DATA EXTRACT below:

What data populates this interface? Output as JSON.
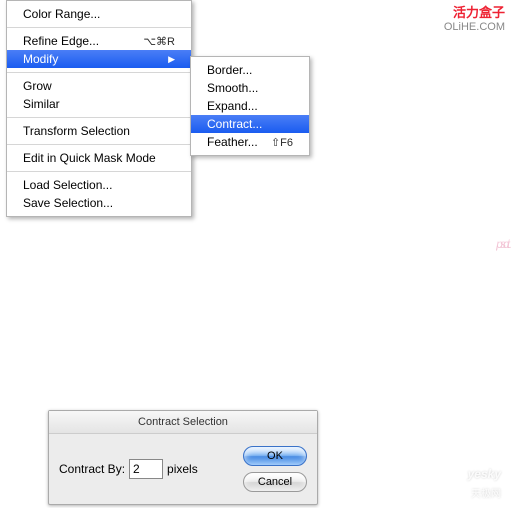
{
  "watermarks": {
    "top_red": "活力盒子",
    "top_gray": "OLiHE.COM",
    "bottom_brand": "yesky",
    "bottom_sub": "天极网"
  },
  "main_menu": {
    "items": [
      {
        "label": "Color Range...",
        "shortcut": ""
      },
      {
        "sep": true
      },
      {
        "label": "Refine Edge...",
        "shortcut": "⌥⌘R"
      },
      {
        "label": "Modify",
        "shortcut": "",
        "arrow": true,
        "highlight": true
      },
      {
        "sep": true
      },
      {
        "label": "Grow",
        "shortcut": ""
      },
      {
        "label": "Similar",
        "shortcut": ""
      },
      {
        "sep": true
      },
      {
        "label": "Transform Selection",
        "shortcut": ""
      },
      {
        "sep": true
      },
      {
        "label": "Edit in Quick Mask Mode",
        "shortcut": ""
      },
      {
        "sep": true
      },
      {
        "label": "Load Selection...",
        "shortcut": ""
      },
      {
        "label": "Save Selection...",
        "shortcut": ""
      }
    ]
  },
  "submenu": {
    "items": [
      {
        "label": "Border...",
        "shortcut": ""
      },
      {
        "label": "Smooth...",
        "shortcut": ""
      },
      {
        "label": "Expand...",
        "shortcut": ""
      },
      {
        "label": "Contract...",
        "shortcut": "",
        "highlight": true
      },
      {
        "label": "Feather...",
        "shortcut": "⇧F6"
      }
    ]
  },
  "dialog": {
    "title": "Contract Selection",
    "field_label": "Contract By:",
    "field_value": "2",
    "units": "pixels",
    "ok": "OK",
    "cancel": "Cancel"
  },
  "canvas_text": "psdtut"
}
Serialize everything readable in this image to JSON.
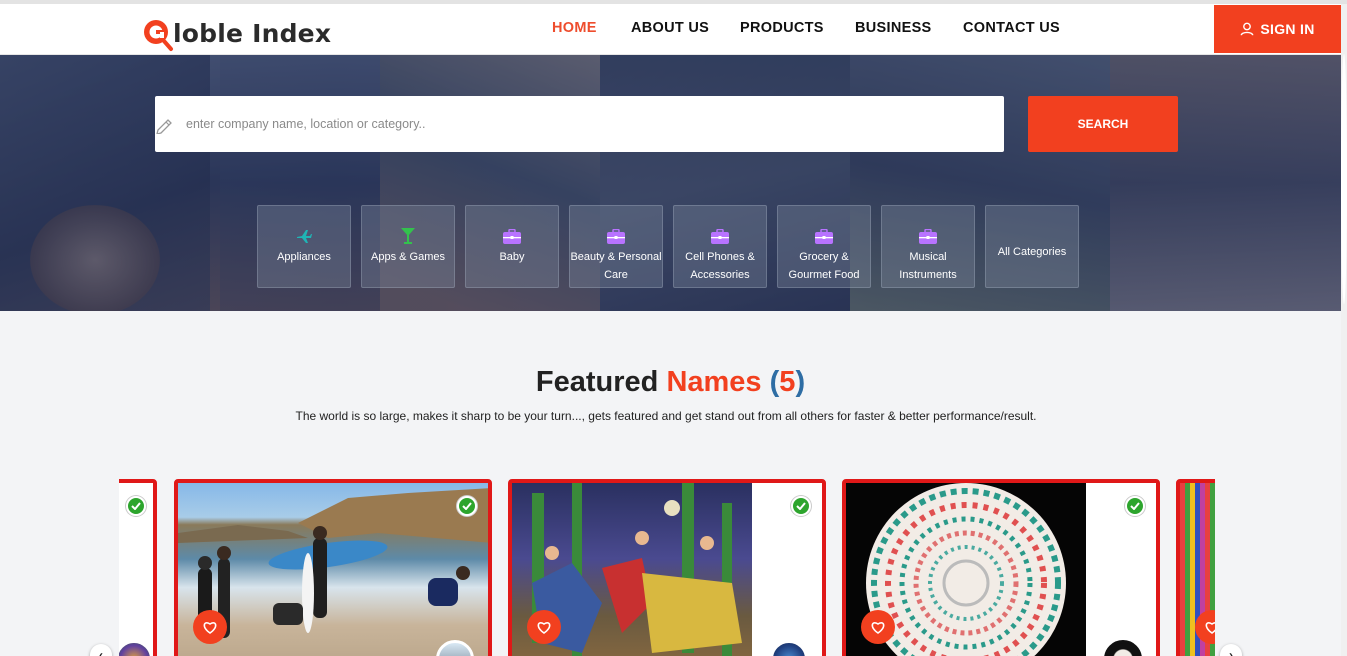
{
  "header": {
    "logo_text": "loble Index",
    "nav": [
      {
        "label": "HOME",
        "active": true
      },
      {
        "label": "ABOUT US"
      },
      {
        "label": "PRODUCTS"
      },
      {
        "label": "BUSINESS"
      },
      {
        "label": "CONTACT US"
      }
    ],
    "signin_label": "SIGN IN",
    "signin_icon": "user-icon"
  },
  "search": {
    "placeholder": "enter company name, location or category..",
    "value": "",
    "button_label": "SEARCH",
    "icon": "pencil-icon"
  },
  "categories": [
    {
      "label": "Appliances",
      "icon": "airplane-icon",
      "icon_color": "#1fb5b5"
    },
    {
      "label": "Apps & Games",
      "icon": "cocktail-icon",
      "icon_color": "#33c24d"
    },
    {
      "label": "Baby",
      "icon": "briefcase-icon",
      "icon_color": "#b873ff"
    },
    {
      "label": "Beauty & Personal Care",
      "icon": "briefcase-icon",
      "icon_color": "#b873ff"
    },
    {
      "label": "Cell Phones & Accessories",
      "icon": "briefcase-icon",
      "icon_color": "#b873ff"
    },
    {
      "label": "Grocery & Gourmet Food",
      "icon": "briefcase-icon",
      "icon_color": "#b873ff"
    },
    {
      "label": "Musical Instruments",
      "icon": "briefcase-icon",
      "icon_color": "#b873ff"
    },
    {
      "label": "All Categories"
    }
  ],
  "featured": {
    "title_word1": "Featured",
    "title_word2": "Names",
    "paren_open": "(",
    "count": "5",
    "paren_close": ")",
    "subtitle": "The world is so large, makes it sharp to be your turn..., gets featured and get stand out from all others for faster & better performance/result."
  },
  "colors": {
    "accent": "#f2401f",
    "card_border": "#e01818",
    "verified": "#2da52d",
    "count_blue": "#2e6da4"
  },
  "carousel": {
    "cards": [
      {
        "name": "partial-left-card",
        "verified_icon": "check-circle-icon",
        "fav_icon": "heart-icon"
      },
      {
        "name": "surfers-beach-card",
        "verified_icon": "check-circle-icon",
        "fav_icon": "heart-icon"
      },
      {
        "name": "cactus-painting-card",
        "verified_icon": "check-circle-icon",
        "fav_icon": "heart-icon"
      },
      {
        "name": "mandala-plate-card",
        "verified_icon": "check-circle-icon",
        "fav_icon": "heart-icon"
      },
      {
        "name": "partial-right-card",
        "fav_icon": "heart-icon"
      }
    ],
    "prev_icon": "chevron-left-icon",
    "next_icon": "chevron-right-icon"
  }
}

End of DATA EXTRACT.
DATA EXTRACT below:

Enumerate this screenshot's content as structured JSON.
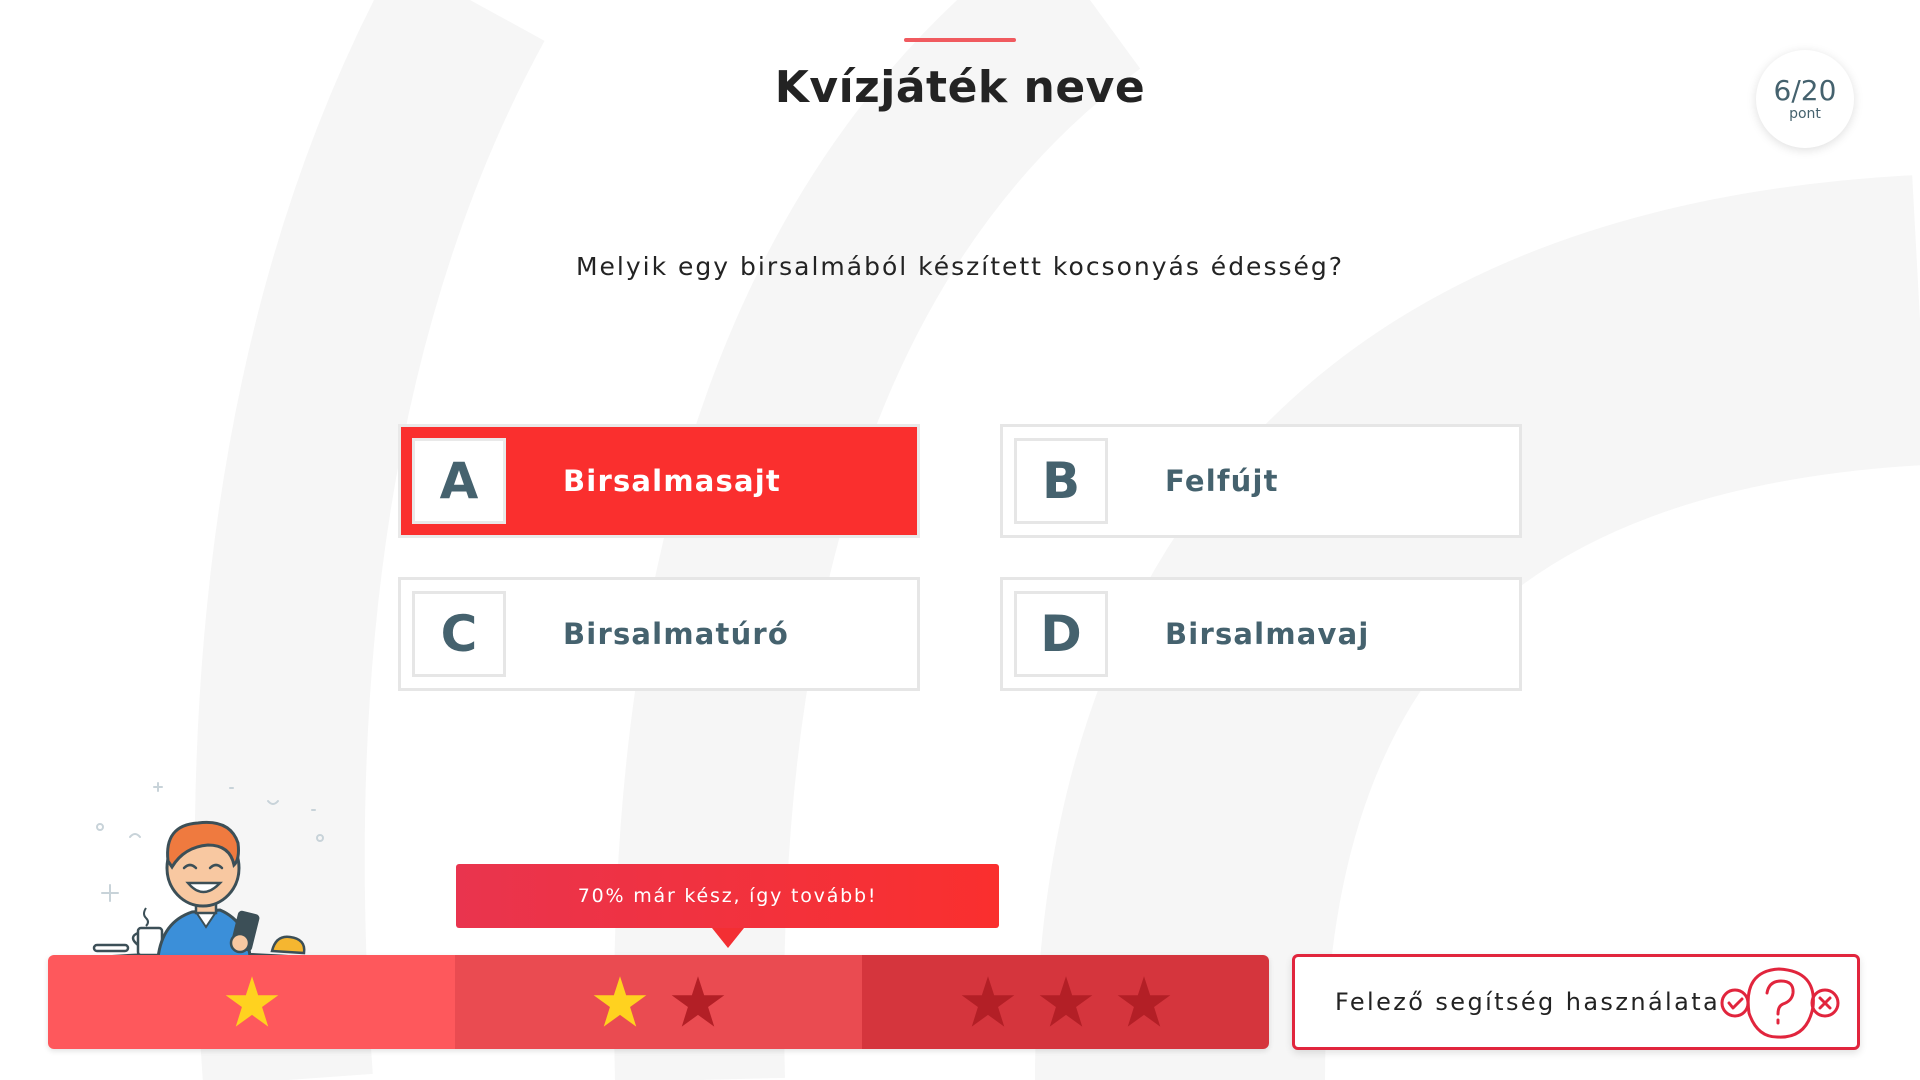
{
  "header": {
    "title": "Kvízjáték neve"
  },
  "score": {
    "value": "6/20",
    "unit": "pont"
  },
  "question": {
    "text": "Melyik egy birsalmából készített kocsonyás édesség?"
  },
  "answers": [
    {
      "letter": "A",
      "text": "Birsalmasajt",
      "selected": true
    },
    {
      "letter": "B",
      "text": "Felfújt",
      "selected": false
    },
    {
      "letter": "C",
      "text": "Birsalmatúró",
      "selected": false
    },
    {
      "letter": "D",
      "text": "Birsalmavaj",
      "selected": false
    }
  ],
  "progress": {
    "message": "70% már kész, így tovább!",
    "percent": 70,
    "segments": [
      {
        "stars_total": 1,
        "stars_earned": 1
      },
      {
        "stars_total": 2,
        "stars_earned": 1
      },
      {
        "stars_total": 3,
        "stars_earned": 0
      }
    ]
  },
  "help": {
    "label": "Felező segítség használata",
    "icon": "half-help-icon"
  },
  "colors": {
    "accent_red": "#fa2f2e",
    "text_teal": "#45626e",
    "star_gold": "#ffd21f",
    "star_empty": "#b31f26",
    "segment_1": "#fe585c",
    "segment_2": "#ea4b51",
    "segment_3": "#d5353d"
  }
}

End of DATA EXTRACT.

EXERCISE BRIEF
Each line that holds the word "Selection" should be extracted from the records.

ANSWER TO THIS PROBLEM
        "label": "Transform Selection",
        "label": "Load Selection...",
        "label": "Save Selection...",
    "title": "Contract Selection",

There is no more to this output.